[Data entries]
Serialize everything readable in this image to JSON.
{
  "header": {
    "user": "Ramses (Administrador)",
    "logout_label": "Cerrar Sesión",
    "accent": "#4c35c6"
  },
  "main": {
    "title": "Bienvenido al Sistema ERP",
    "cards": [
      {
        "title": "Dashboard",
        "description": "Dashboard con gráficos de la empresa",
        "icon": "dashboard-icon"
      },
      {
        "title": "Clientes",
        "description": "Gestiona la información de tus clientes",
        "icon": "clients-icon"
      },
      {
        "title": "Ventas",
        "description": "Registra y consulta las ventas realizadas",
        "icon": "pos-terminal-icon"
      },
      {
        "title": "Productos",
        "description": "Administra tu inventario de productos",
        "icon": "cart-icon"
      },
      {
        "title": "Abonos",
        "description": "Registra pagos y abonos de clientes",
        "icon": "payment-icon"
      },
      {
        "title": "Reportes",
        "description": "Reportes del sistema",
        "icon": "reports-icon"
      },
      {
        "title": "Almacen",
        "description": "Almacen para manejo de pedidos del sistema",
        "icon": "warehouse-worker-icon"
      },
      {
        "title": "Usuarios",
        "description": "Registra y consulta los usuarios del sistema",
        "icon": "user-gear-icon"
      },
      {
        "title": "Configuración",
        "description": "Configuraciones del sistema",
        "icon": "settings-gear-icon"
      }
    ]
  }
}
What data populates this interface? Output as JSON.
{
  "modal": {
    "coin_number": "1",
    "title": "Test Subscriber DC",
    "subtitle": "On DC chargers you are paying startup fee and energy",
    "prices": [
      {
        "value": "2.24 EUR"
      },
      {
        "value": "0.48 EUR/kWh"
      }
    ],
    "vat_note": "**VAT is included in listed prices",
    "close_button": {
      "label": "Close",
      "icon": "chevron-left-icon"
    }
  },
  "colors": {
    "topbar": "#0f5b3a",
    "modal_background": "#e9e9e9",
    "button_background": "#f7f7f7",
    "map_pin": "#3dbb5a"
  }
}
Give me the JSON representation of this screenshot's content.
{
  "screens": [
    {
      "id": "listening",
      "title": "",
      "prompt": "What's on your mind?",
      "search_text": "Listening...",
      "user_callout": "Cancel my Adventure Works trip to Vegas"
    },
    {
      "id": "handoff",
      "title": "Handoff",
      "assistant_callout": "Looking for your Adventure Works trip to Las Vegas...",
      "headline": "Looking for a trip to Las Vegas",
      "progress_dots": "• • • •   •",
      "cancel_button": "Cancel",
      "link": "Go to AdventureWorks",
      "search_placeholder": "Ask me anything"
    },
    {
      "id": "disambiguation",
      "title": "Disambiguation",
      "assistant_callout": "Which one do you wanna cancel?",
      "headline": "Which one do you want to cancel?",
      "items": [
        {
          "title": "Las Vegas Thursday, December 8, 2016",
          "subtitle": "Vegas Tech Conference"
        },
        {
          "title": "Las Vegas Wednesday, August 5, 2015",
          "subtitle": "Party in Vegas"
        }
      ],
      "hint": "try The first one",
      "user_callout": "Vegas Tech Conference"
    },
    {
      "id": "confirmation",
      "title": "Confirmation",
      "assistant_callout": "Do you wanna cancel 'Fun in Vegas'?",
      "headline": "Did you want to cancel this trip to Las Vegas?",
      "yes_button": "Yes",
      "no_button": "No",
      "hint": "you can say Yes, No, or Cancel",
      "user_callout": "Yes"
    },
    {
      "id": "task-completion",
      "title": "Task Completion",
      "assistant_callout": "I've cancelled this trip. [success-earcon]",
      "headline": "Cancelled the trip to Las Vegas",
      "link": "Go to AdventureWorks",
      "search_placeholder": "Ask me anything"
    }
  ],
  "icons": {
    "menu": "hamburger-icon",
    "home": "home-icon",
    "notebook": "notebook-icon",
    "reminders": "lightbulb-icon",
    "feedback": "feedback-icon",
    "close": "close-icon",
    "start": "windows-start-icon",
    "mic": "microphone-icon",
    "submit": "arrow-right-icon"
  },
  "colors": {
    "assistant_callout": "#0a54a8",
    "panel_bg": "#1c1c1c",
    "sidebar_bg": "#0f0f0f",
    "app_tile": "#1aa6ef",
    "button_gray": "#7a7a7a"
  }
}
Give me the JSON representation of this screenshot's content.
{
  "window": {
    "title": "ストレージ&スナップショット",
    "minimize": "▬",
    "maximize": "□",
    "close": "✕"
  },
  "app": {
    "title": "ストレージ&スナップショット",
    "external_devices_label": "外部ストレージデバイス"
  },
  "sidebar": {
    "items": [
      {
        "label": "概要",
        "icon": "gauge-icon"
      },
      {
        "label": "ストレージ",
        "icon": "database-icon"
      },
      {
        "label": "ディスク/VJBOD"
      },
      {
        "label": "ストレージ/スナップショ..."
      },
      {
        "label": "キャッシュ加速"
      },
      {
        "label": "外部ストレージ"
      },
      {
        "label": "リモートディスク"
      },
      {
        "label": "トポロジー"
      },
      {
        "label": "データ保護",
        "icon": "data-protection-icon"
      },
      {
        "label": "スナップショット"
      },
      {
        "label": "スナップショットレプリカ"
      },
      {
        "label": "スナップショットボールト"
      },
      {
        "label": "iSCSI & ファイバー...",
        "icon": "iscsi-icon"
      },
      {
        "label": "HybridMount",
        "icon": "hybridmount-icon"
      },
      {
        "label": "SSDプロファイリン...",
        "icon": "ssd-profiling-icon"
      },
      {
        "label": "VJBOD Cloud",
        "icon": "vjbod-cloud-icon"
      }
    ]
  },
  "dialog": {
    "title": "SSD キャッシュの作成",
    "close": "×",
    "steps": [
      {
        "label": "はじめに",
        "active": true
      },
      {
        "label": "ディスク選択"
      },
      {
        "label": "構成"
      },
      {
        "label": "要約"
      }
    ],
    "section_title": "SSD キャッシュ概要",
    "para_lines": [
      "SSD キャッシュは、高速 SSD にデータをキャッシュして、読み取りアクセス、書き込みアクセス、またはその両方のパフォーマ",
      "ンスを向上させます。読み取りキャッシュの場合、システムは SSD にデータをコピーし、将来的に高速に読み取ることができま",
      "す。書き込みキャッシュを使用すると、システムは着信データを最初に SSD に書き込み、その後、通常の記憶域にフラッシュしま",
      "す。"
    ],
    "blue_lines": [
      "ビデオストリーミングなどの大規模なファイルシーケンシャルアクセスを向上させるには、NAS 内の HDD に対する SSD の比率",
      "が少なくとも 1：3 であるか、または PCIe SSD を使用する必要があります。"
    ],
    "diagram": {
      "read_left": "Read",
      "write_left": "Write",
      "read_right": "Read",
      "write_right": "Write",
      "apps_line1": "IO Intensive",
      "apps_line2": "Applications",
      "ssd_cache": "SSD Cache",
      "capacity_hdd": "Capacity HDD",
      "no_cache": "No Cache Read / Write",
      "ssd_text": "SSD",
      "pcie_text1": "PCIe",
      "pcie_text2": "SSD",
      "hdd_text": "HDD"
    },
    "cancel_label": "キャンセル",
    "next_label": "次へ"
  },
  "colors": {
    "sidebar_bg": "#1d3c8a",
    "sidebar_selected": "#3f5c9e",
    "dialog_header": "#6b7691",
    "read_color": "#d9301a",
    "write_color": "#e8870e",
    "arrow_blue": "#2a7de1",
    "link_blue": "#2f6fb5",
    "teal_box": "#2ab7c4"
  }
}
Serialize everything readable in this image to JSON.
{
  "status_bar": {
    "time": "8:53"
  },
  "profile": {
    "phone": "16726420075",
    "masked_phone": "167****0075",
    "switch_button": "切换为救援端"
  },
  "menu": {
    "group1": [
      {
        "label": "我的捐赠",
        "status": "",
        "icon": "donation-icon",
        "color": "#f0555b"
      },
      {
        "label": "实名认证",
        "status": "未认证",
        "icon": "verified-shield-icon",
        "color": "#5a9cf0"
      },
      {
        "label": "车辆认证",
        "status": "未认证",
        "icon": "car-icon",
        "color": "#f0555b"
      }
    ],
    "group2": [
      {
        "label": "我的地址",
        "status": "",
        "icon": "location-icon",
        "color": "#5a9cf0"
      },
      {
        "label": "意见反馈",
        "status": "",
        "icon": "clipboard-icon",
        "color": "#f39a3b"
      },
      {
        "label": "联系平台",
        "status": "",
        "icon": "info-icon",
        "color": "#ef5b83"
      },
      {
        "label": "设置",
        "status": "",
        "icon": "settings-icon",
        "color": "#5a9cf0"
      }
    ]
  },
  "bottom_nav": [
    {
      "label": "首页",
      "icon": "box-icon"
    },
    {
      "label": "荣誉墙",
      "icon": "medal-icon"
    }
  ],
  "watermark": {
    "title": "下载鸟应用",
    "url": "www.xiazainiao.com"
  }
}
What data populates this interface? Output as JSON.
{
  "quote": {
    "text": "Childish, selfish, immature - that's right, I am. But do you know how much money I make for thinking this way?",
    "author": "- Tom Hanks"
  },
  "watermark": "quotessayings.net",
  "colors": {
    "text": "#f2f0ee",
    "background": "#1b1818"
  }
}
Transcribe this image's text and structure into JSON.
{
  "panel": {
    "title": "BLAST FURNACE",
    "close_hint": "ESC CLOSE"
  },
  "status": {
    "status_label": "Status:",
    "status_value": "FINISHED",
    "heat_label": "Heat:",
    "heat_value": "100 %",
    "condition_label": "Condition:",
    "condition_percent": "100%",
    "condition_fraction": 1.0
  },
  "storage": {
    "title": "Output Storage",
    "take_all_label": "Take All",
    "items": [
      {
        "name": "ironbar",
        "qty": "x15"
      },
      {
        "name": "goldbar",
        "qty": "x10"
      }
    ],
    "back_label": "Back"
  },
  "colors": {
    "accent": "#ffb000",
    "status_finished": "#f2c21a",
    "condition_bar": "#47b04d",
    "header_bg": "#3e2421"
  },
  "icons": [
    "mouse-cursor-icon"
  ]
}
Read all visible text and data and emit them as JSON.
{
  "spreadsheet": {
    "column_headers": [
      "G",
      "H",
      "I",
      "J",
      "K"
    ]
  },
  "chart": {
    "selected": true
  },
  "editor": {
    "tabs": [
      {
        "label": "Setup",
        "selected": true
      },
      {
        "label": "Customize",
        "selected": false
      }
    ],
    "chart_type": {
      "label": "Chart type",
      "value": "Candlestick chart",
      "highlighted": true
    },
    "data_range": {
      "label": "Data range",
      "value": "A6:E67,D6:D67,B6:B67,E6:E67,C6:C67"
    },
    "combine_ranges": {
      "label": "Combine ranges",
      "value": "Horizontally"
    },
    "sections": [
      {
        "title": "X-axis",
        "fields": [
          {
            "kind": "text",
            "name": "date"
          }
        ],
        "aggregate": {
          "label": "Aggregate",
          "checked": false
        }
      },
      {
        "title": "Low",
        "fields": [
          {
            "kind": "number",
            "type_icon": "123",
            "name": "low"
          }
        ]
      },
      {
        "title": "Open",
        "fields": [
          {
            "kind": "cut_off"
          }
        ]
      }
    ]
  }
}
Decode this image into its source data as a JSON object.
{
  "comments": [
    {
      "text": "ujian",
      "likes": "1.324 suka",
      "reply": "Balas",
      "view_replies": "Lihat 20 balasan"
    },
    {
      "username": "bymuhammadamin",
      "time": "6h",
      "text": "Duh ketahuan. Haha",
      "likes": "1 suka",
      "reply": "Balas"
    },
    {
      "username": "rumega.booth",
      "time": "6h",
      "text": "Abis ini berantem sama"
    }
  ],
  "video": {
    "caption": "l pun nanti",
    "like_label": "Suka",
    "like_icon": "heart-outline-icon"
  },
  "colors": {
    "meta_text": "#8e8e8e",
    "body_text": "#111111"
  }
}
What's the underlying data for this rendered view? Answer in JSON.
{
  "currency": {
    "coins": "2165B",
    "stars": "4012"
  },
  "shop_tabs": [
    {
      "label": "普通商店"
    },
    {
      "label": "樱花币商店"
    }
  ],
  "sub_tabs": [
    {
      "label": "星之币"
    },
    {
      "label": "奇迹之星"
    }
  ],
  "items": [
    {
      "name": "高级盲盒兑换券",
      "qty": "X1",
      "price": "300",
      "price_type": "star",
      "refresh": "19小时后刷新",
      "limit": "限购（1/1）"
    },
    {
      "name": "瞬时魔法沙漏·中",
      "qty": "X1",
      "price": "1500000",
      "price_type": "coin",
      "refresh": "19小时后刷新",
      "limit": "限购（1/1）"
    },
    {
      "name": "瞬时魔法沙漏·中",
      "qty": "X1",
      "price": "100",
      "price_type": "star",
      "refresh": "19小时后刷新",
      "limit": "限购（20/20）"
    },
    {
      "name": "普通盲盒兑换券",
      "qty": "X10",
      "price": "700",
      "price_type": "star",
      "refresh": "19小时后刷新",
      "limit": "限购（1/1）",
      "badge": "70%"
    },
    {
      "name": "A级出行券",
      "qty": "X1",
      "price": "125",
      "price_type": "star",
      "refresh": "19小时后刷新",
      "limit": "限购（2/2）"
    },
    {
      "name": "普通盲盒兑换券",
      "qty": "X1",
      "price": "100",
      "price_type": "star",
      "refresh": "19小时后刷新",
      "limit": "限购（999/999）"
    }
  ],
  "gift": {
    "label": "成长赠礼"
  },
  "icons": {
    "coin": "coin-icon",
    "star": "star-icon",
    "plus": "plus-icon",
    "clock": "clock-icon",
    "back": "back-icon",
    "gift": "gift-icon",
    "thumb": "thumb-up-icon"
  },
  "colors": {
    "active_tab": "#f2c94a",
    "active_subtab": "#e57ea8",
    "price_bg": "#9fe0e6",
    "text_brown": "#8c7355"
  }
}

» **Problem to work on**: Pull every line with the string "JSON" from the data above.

» **Answer space**:
Serialize everything readable in this image to JSON.
What data populates this interface? Output as JSON.
Give me the JSON representation of this screenshot's content.
Give me the JSON representation of this screenshot's content.
Serialize everything readable in this image to JSON.
What data populates this interface? Output as JSON.
Transcribe this image's text and structure into JSON.
Read all visible text and data and emit them as JSON.
Decode this image into its source data as a JSON object.
What's the underlying data for this rendered view? Answer in JSON.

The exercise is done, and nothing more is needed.